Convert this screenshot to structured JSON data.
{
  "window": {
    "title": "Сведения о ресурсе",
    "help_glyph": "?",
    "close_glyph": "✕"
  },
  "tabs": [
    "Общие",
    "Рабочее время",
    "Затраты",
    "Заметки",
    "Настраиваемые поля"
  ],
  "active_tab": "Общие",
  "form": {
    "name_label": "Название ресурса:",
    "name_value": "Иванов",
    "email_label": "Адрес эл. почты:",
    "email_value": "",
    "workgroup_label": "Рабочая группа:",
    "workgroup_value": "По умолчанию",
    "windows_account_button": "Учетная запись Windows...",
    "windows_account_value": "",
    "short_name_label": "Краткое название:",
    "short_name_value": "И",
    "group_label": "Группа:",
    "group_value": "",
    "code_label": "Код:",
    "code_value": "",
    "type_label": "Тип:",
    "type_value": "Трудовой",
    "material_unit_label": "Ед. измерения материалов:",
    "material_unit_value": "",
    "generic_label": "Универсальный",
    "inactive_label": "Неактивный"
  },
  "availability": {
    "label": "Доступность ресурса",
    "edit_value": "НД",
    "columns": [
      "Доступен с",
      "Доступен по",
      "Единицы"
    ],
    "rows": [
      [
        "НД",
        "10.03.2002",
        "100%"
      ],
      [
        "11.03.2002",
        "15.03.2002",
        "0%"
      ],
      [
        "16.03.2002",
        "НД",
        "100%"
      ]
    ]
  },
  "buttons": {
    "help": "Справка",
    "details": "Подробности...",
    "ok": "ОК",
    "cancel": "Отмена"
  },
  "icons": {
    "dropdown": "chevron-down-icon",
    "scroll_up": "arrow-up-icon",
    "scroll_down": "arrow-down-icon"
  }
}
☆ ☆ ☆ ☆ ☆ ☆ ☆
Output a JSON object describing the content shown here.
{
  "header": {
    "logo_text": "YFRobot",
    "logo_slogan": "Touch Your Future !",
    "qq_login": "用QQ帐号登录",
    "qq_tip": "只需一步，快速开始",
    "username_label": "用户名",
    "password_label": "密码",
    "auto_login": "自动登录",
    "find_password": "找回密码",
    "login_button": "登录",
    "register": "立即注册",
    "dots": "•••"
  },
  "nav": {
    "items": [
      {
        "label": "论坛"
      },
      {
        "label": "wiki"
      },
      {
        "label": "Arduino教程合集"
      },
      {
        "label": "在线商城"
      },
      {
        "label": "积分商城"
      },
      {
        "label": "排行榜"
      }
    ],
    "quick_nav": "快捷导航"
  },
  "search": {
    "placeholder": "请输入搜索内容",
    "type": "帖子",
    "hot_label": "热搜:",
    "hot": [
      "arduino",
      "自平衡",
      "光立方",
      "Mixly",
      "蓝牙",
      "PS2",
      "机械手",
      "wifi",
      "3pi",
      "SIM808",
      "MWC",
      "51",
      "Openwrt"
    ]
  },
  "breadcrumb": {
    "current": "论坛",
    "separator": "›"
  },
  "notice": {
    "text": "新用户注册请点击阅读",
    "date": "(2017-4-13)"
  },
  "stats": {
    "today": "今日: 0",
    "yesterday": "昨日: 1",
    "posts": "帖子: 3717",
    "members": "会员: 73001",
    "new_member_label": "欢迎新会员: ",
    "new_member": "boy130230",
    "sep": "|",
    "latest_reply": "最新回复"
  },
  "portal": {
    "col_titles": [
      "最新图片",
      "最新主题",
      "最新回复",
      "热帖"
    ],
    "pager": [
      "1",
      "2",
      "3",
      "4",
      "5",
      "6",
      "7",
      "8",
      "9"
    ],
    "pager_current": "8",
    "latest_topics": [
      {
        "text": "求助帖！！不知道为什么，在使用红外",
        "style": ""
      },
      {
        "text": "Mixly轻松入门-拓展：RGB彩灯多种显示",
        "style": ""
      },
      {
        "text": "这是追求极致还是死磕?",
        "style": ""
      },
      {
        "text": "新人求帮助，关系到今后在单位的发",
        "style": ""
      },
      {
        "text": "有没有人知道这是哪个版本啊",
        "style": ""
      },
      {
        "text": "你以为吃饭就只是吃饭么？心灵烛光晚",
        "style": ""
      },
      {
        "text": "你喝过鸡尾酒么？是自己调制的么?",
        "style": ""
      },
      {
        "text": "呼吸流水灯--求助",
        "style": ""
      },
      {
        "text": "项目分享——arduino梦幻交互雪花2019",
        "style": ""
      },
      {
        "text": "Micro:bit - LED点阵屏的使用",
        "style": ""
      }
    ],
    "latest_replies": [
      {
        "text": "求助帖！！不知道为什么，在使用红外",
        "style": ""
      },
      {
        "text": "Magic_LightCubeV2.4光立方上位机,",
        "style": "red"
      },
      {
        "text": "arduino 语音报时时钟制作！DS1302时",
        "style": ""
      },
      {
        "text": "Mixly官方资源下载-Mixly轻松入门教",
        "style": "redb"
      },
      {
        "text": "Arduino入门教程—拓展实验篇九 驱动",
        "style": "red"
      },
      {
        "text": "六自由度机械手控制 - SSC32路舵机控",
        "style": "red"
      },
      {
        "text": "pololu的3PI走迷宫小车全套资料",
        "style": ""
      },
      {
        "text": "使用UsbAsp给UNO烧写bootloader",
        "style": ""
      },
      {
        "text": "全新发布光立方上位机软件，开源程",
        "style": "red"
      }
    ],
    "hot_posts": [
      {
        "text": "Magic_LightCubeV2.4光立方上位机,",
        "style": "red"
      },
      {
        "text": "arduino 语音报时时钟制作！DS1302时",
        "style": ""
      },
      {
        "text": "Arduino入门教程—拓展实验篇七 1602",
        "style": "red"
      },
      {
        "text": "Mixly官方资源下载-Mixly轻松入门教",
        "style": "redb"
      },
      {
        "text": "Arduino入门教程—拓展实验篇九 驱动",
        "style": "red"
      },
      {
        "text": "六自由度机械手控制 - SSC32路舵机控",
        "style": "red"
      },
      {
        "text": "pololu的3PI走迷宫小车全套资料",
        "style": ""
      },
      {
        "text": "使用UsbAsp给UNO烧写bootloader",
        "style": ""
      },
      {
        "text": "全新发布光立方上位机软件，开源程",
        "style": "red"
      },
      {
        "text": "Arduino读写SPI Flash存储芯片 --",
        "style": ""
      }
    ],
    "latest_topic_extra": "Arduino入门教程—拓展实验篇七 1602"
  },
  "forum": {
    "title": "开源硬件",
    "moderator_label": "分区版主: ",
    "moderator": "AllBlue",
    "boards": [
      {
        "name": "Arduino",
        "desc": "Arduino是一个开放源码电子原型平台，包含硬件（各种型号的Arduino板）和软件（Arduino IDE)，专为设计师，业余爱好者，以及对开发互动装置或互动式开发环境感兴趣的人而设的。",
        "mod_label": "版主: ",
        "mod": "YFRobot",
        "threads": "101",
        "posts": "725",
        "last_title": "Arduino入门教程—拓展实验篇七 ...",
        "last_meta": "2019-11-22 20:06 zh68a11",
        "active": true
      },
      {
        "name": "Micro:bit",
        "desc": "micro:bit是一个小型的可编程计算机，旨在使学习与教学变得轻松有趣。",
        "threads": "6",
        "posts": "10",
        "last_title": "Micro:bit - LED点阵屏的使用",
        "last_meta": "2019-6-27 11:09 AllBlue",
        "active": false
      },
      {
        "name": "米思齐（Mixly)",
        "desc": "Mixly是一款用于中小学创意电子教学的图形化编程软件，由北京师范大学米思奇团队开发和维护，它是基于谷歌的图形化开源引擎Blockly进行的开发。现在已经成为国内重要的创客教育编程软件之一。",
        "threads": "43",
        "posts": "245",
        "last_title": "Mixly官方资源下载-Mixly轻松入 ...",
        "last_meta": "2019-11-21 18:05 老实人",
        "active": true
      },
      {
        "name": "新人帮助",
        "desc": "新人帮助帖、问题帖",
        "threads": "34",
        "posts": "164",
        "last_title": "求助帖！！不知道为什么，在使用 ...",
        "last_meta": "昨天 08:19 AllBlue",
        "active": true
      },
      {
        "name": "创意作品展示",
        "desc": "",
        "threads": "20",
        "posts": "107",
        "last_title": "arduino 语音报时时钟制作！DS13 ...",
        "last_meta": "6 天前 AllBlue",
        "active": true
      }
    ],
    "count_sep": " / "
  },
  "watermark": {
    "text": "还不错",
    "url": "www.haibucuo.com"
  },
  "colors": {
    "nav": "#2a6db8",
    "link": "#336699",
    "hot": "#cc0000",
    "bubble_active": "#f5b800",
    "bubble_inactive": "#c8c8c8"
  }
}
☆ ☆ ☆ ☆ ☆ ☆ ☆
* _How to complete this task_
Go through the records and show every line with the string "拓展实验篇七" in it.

* _Exercise answer_
        "text": "Arduino入门教程—拓展实验篇七 1602",
    "latest_topic_extra": "Arduino入门教程—拓展实验篇七 1602"
        "last_title": "Arduino入门教程—拓展实验篇七 ...",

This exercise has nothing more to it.